PROBLEM DETAILS
Your answer consists of the lines in the data that contain "JSON". Copy each of them.

** PROVIDED MATERIAL follows **

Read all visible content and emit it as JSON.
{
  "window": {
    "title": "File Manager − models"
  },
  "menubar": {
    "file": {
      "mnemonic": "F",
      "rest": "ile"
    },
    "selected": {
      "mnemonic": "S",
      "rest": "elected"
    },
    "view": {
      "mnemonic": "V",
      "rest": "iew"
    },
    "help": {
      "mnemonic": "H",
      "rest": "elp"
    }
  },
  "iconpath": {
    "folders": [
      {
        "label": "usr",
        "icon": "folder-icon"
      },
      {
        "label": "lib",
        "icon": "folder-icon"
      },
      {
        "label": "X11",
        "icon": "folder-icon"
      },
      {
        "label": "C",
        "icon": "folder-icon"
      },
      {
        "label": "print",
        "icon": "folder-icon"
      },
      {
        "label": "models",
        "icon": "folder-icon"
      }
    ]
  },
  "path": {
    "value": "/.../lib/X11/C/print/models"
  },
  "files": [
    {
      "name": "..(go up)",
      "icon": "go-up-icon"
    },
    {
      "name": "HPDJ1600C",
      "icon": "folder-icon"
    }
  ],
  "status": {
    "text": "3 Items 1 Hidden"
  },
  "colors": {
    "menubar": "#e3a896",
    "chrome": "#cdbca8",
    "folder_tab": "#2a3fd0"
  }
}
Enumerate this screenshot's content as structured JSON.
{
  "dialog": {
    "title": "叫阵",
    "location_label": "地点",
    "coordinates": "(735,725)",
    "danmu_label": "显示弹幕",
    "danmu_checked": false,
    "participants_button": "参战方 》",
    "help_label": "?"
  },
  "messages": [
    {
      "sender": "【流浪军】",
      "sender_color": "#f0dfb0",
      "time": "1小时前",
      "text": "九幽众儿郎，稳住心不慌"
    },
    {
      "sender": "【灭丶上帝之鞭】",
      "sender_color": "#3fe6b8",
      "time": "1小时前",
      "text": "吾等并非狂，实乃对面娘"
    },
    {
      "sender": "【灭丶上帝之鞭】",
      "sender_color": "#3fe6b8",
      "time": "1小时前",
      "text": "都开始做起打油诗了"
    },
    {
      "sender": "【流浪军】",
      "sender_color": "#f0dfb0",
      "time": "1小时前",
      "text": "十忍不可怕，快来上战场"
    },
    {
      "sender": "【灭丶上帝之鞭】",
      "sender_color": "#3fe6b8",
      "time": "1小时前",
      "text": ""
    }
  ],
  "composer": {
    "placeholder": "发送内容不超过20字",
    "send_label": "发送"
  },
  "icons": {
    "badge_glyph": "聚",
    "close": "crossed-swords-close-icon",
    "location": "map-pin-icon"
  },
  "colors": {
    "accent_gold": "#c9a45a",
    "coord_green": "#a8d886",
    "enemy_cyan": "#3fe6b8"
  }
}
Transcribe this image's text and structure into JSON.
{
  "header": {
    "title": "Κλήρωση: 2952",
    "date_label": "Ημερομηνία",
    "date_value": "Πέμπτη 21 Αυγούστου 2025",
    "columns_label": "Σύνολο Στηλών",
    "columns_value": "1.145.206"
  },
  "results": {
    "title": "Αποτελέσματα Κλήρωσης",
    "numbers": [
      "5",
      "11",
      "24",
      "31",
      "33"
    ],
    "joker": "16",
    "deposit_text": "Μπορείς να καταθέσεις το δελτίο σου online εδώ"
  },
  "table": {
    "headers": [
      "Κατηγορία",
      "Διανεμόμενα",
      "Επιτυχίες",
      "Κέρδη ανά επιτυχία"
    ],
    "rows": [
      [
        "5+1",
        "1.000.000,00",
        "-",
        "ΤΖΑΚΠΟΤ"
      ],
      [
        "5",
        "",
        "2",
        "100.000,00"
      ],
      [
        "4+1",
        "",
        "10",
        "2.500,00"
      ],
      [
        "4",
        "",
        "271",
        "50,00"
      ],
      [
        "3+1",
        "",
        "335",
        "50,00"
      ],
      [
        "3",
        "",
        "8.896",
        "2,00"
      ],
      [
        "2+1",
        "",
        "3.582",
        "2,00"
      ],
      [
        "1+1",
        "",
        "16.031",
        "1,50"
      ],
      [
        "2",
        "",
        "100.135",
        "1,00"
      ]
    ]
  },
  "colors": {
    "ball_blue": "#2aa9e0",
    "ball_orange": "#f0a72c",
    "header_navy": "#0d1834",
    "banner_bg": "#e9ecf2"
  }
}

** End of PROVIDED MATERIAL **

TASK RESULT
Read all visible content and emit it as JSON.
Enumerate this screenshot's content as structured JSON.
Transcribe this image's text and structure into JSON.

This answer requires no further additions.